As he made his way back inside, a large truck with a strange crane-like device manoeuvred its way onto the premises. He was back behind his desk and about to delete the e-mail when his supervisor marched through the office once more, this time towards the door. He had a set of car keys in hand, which gave James hope that this would be the last he would see of him today.
People began waltzing around the office, making the most of the lack of supervision to make small talk with their colleagues. A soft rumbling came from outside the building, which James didn’t notice until it became clear that it was the sound of an engine straining to come to life. Nobody seemed concerned, and their ignorance seemed justified when the noise stopped after a few more splutters from the dying engine. The noise that came next was, quite simply, a loud crash, the sound of which you cannot become accustomed to by working in a mundane office day after day.
The receptionist was the first to the window to investigate. Her hand flew to her mouth then she ran outside. Others soon followed her, leaving only a few remaining in the office.
James followed the group at a reluctant pace. Outside, he found everyone huddled together, some in tears, some consoling those that were. His curiosity peaked to new heights; he parted the crowd and made his way to the front. They were all staring at the, now slightly distorted, blue metal crate. Next to it stood a large truck, which once held a strange crane like device, but now only held a man in a hardhat weeping. The device, which had now completely ruptured from the vehicle, was attached to the top of the crate, which now stood over the same patch of concrete in which his supervisor had been forced to park his car.Debris surrounded the perimeter of the crate. James picked up a piece of glass from a headlight. It burned in his palm from overuse.

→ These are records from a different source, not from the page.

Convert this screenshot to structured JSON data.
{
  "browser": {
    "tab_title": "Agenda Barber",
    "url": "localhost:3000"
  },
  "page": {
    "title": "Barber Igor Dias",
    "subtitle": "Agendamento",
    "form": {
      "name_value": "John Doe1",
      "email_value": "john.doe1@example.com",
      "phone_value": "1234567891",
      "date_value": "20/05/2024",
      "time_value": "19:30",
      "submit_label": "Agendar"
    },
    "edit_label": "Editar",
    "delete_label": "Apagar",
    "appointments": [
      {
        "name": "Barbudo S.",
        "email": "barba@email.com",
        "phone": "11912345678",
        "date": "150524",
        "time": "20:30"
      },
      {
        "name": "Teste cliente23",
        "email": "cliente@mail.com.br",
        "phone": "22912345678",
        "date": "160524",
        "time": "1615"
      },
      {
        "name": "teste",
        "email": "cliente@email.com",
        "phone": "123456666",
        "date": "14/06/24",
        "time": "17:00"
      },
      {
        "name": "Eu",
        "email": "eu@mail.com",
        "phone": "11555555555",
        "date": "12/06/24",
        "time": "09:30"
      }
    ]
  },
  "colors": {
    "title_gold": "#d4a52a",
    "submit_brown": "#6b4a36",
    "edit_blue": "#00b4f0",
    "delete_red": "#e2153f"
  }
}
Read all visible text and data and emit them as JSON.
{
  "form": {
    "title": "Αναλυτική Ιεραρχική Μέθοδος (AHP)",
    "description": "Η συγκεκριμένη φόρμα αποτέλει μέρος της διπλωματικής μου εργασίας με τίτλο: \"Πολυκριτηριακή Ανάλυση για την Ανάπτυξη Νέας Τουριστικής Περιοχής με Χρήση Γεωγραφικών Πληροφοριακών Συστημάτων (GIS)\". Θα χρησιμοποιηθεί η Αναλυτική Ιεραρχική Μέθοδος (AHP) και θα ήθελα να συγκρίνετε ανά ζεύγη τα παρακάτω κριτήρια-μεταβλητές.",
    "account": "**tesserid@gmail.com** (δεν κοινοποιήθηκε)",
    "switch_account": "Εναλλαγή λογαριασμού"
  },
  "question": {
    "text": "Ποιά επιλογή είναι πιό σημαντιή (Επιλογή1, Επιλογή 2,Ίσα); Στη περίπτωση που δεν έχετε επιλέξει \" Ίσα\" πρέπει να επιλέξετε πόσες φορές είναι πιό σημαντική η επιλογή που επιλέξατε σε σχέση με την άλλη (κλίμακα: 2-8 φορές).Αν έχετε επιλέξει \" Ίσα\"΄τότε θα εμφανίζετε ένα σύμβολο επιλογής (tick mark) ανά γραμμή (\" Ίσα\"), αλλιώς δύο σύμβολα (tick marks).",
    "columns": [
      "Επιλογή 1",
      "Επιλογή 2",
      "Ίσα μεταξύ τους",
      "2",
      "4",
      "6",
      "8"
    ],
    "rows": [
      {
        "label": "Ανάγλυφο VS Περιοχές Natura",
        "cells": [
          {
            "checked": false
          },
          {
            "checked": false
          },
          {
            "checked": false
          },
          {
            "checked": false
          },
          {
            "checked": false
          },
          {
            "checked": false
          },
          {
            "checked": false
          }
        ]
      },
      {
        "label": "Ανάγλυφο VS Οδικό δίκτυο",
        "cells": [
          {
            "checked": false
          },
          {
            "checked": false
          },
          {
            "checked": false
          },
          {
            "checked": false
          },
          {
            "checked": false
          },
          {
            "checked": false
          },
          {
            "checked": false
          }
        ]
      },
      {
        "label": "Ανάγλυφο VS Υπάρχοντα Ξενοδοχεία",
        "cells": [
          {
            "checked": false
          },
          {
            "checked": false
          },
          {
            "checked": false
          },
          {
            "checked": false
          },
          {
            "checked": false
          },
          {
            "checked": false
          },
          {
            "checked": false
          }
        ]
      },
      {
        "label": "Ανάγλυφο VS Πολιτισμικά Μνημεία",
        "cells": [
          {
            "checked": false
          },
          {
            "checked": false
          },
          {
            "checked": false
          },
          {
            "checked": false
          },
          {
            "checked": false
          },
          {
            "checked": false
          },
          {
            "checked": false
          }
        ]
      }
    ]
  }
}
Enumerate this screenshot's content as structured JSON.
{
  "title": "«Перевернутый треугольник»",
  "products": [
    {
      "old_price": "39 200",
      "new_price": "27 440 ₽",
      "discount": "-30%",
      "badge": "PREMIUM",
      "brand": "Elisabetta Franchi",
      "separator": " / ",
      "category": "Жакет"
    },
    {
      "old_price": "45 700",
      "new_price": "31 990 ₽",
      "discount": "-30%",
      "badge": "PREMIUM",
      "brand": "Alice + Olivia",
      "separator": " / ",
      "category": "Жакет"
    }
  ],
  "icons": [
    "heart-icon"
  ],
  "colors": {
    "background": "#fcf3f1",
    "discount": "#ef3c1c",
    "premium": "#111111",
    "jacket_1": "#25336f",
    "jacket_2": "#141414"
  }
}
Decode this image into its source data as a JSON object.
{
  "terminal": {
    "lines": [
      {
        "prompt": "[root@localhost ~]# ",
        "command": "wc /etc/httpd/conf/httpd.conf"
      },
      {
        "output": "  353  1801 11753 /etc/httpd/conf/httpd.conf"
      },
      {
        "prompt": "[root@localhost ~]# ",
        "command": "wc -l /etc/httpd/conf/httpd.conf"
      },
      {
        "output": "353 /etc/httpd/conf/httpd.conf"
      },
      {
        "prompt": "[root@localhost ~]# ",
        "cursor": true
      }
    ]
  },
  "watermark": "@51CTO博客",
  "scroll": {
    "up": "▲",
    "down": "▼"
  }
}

As he stood there, a crimson puddle snaked its way from under the crate towards the crowd, provoking considerable screaming. James remained where he was. He wasn’t thinking of the screaming or the blood. He was thinking of the headlights, his own Kia parked safely in the shade, and of Clefton’s constant crypt guard.
Eventually he turned and made his way passed the small crowd surrounding the crate and his supervisor’s remains beneath it, out of the car park and further still. Eventually, he came to a busy street where a few taxis had congregated for some unknown reason. He entered the back seat of the taxi at the front of the group and gave the driver an address over the sound of his radio. A woman’s voice was ebbing its way out of the speakers, singing a song that James was sure he had heard a long time ago. The journey took under an hour, but James wouldn’t have cared if it had gone on for a lifetime; in fact, the closer they got the more at ease he felt.
Finally they arrived. The cabbie killed the radio to ask for his fare, but not before inquiring;
‘This the right place, mate?’
‘Let’s make it an even forty quid then.’
Thankfully he had enough and handed the fare over with a polite smile.
Outside, he watched the taxi as it disappeared around the corner of one of the suburban streets, then he returned his gaze to his destination. He made his way towards it, treading slowly, knowing this time the large door would not open on his approach as it had in the past. This time he would have to knock.
Lewis Carter is from Bridgend, South Wales. He has recently completed an MA in Writing for Performance and Publication at Leeds University, under the tutelage of experienced television writers and playwrights such as Garry Lyons and Adam Strickson. On that course he was awarded the prize for the best project thanks to his novella ‘Memoria Manor.’ Lewis has submissions pending with various writing competitions, such as Aesthetica magazine. As well as publishing stories with independent minded publications such as Empty Sink, he is writing and directing his first short film.